There are some who believe that Tim Cook is to Apple after Steve Jobs what Steve Ballmer was to Microsoft after Bill Gates – a person who knows markets better than products. Perhaps that is too simplistic an assumption, but given how radically Microsoft changed course when Satya Nadella took over the reigns and suddenly got back its reputation for mainstream innovation, it would be insane to dismiss it outright. There is a school of thought that also believes that the Nexus 6P and the Pixel devices radically improved over their predecessors, because Sundar Pichai, again a perceived “product person” was in charge.
Of course, for all we know, the new MacBook Pros and iPhones could set record sales and Cook’s defenders would then point to them and claim that the sales prove that he was right. And therein lies the paradox – they would also prove that he is a good “marketing and sales person.” Precisely the sort of person that Jobs had said results in a “company forgetting how to make great products” in that interview. Apple may not have the sort of monopoly that Xerox or IBM had but it has a massively committed fan base and a near-cult following, one that believes it is different from the others. And if the response to the Jobs interview video is any indication, there are cracks appearing in its loyalty.
What is the solution? The knee jerk brigade would advocate making Jony Ive CEO.. We cannot claim to be experts in that regard. But what we can do is end up by echoing the advice Steve Jobs gave to the students at Stanford:
Tim Cook has shown more than ample signs of being hungry.

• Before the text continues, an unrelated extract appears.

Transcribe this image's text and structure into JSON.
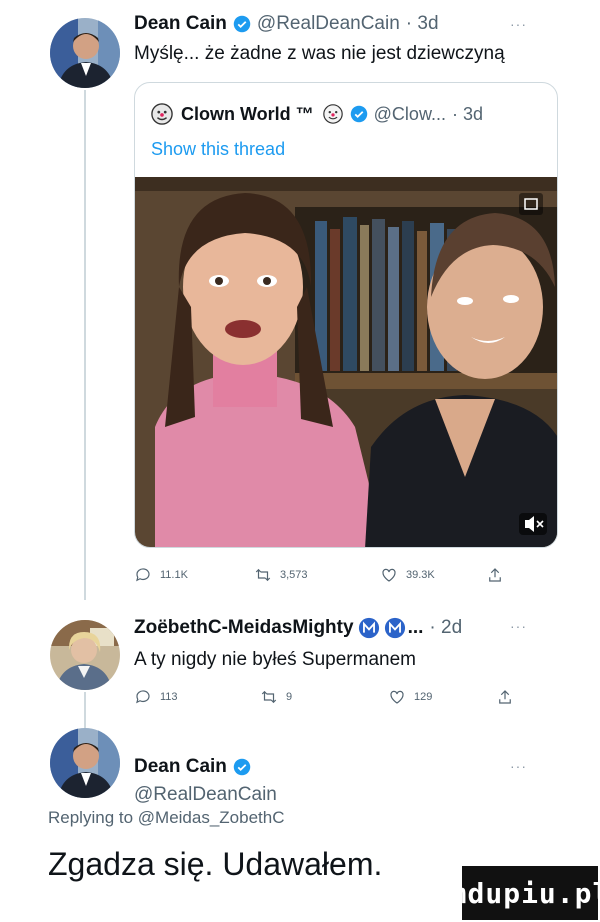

Perhaps he needs to show the courage to be recklessly foolish as well.
He is in charge after all of a company that claims to think different.